Jeremy Hsu’s article, NASA Wants to Know Cost of Space Solar Power, brought this September 23, 2017 NASA announcement to my attention. I left the following perhaps not-so-humble opinion in the comment section of Jeremy’s article:
IMHO: Space Based Solar Power (SBSP) will be our planet’s main source of energy at some point in the 21st century. The initial research and investments will be funded by a public-private partnership, with similarities to the transcontinental railroad and communication satellite projects.
I agree that high launch costs are one of the biggest hurdles to a successful implementation and scale-up of SBSP. Because of this, space-based mining and manufacturing technologies should precede, or at least parallel SBSP development.
Fossil fuels are a finite resource.Only the future point in time at which fossil fuels will be more costly to extract than they are worth is in question. For all practical purposes of humankind, energy from the sun is an infinite resource.
“It can’t be done!” is a self-fulfilling and self-defeating stance, especially when it is fueled by an inordinate amount of self-confidence.
All the best,
Citizens for Space Based Solar Power
“Trump Should Make Space-Based Solar Power A National Priority”
by Bruce Dorminey, contributor, Forbes.com
In a recent Forbes.com article, science journalist and author Bruce Dorminey argues for the current administration to make development and deployment of space-based solar power a national priority. Read the full article here.
If President Trump were to champion space-based solar energy as a means of delivering unlimited, renewable electricity from Earth orbit, it’s arguable that his administration could leave the U.S. and the world at large with a revolutionary new source of energy.
In this advocate’s opinion, one of the most important points Dorminey makes is that ” … the fledgling space-based solar power initiative needs cohesive leadership to actively plot goals and transform it into a workable industry.” The majority of SBSP supporters have thus far focused on engineering challenges, essential to the technical “how is it done” question of space-based solar power. Two other questions, the financial “who pays for it” and the political “who gets the credit or takes the blame” must also be answered for a complete solution.
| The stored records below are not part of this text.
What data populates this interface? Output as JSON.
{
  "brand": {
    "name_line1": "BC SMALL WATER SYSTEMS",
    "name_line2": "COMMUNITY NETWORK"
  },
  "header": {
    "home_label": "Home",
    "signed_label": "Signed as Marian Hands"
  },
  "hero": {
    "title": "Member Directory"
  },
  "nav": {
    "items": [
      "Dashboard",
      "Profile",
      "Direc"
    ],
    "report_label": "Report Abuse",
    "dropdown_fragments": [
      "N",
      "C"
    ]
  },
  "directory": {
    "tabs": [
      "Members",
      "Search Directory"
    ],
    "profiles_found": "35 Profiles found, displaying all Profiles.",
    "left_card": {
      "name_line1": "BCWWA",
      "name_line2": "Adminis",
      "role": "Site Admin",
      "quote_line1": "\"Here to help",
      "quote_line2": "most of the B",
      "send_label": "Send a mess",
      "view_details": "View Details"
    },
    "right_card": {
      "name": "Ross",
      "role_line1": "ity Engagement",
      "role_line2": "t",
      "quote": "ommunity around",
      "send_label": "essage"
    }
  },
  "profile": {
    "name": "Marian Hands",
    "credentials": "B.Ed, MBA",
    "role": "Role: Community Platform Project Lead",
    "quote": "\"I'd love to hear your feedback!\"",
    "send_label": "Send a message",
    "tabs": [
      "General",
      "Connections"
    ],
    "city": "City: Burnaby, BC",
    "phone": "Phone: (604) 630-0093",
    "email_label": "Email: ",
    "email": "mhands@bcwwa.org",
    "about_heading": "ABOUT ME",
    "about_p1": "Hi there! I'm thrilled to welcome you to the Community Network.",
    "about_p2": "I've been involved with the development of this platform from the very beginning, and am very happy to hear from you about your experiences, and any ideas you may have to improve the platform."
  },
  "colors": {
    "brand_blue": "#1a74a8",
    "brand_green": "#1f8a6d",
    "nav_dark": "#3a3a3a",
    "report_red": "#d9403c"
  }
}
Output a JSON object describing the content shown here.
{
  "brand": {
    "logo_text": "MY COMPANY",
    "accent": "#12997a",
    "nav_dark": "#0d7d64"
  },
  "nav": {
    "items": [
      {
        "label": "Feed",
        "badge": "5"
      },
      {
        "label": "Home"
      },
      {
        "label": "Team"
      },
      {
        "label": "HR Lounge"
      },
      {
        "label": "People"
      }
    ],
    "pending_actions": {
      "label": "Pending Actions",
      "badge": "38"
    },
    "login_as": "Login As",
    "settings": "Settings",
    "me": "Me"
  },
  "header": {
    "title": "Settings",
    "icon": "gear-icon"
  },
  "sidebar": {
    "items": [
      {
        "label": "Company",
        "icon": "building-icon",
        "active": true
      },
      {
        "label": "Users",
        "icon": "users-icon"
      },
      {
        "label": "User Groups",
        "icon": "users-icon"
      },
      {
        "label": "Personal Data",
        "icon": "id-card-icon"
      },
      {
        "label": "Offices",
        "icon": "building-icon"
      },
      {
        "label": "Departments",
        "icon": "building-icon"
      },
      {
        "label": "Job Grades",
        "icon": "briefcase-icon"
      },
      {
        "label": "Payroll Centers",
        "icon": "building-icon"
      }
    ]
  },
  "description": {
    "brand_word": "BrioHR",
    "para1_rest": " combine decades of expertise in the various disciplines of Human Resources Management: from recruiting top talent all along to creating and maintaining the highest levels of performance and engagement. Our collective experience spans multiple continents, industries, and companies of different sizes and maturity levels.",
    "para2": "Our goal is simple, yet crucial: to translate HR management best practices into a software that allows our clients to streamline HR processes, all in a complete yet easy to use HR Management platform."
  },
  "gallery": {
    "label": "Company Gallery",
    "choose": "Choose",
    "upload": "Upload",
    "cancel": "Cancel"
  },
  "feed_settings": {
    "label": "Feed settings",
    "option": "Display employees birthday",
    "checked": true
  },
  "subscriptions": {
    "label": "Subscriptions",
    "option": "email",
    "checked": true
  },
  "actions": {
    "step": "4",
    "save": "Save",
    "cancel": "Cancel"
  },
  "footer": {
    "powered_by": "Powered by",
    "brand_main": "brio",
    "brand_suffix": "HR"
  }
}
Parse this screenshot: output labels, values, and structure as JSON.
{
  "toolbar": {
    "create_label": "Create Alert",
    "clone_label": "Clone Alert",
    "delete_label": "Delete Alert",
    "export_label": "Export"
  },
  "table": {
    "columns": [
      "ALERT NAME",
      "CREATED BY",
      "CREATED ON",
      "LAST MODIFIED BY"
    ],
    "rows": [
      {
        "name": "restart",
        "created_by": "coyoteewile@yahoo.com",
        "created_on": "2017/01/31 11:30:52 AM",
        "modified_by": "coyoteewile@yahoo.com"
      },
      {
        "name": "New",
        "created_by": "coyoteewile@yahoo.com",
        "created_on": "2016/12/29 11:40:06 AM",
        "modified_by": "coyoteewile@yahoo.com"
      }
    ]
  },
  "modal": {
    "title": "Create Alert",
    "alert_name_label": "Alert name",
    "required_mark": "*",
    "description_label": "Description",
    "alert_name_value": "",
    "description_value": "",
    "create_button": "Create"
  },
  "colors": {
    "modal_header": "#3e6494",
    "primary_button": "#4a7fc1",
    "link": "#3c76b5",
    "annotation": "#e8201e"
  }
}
With most complex problems, the level of difficulty usually increases from the technical solution to the financial solution to the often intractable political solution. A current, complex problem to illustrate this three-pronged approach might be the ongoing battle over national healthcare. (Have even one of the three questions truly been answered yet?)
To jumpstart a U.S.-led space-based power agenda, at least three in-depth proposals for federal legislation have already been put forward:
D3 Space Solar Proposal – Diplomacy, Development, and Defense (D3) Innovation Summit Pitch Challenge award-winning proposal by a team of scientists led by Dr. Paul Jaffe, spacecraft engineer at the U.S. Naval Research Laboratory (NRL)
The Space Review online publication has published an excellent article by Mike Snead, president of the Spacefaring Institute, supporting the USA taking the lead in space-based energy. The article also encourages citizens to sign both of our petitions to send this important message to the US Congress.
Petitioning the US to take the lead in space solar power
Human civilization has been very fortunate to have access to readily available fossil fuels to enable the industrial revolution and the rise of our modern society. However, as most now understand, environmental and energy security concerns have emerged from our substantial use of fossil fuels.
Our thanks to Mike Snead for his concise and compelling arguments in favor of space-based energy, and also thanks to Jeff Foust for publishing Mike’s article and helping us to get the word out to a much wider audience.